Radio Ink: Tell us about the research you do for your show every night. How do you prepare?
Delilah: Simple. I live my life each day, then share it with my listeners at night. I take the kids to choir rehearsal and to plays and to soccer games. I talk to everyone I meet, from the lady who takes my order at the coffee shop to the man who comes to clean my gutters. I go to Home Depot and buy too many plants and haul them home in the back of my SUV, and I spend time with my horses and my dogs.

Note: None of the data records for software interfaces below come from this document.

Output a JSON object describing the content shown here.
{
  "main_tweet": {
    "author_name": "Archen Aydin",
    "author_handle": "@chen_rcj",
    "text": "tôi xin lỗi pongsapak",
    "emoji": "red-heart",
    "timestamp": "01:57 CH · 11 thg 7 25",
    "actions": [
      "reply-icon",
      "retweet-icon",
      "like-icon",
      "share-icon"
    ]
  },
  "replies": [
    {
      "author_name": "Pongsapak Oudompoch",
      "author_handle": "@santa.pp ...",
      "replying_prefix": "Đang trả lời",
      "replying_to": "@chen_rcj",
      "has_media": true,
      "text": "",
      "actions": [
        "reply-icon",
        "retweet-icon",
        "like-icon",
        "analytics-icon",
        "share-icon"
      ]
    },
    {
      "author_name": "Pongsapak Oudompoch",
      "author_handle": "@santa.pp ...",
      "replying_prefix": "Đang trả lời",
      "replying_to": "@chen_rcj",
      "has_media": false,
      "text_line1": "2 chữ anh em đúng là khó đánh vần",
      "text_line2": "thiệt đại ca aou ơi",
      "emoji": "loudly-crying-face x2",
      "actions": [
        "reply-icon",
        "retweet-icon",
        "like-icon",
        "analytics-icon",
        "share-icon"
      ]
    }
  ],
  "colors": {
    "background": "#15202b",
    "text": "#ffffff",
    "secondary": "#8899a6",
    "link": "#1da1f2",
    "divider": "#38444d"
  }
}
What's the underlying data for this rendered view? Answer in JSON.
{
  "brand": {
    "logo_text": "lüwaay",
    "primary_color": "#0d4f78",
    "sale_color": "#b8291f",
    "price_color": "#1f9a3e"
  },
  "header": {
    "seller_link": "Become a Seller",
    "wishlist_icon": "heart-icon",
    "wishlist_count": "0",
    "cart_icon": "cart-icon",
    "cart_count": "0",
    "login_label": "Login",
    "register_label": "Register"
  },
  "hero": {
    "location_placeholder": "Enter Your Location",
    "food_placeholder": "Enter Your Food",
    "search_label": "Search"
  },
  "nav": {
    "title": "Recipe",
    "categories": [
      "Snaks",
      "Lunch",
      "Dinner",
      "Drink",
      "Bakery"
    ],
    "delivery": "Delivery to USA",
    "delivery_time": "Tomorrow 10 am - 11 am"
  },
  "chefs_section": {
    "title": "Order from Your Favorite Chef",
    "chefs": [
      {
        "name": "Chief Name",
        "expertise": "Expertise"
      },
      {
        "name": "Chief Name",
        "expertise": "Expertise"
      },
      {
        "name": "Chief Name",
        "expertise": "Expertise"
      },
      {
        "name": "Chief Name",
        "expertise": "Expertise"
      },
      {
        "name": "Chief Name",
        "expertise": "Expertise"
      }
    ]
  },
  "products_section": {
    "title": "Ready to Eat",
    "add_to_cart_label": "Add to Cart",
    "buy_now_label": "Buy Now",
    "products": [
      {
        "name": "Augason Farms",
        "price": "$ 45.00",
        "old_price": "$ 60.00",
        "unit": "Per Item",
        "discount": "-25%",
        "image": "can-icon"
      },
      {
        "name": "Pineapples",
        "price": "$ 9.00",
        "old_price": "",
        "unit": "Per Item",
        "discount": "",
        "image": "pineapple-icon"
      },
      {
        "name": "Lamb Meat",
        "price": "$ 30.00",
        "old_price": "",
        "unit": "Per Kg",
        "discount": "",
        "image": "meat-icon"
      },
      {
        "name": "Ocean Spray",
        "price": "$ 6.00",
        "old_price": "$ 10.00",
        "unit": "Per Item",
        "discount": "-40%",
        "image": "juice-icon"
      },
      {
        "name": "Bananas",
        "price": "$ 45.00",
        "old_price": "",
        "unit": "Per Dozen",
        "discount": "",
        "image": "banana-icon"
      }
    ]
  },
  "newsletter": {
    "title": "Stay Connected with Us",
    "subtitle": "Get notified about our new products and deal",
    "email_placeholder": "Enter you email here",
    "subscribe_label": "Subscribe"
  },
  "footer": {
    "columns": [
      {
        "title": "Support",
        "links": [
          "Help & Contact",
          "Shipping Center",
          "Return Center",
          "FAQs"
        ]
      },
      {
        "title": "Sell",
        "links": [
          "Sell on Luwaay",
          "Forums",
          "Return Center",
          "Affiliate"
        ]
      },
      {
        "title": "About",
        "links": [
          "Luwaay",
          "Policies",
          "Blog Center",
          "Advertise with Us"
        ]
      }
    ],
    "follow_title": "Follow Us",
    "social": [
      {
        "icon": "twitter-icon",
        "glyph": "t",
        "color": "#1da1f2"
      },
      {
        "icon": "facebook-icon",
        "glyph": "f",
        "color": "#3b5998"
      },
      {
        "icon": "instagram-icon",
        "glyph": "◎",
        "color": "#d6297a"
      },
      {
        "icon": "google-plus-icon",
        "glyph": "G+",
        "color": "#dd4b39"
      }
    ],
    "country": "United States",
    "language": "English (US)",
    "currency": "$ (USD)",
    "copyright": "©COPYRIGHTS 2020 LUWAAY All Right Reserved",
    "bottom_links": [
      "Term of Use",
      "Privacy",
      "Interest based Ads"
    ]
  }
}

I talk to the neighbors and make notes in my phone about the things that matter to them. I call Janey at least two or three times before the show, as well as my web and social media director, DeAnna Luke. I talk to my business partner, Kraig, and find out what the affiliates or advertisers want or need, and how to serve them.
I have three audiences: Group 1, my listeners who love me and care about the show in every way, shape, and form. Group 2, the casual listeners that I want to convert to Group 1. And Group 3, the program directors and advertisers who don’t always necessarily get the show but totally get the power and value of the show.
Radio Ink: How do you know you’ve made an impact on a listener? Can you share an example or two?
Delilah: There have been so many heartfelt stories shared by listeners. Adults who’ve told me I was their nighttime companion and sanity check during their turbulent adolescent years. Moms who told me they’ve found the strength to get through another evening of hardship, homework, and not enough “me” time because of my companionship. Listeners who have stood in a line for an hour to meet me so they could share their own heartache, knowing I’ve experienced and shared my own. It’s humbling, and it reinforces why I do what I do every evening.
Comments on social media and phone calls I take each night tell me I’m doing exactly what I was created to do. Every so often I send out a note to my staff labeled “Why We Do What We Do,” and attach a letter or e-mail from a listener who has been impacted by the show, so that they too know what we do is of value.
Here’s another example. Since losing my son Zack to suicide and talking about the negative impact that anti-depressant drugs had on him, dozens of young people have reached out. They say hearing Zack’s story helped them to seek help for depression and anxiety outside of dangerous prescription medication.
Radio Ink: Do you believe radio today still has that connection with the listener?
Delilah: Yes. Yes, yes, and yes!
Radio Ink: What advice do you have for young women interested in getting into broadcasting on the air in 2021?
Delilah: That’s a good question. My opinion is that if the industry leaders don’t stop insisting that we play just to the meters, our platform could disappear. That said, people are always going to want great content on whatever platform is popular. So develop your listening skills. Learn good diction and communication skills. Take acting classes, speech classes, and any time you have a chance to be on a microphone, take it!
Radio Ink: How long do you plan to continue being on the air?
Delilah: I love being on the radio. It’s not so much what I do as who I am. I have no plans to retire. I’ll just keep doing what I do until the Lord tells me it’s time for something else. My youngest child is 5 — so gotta get him through high school yet!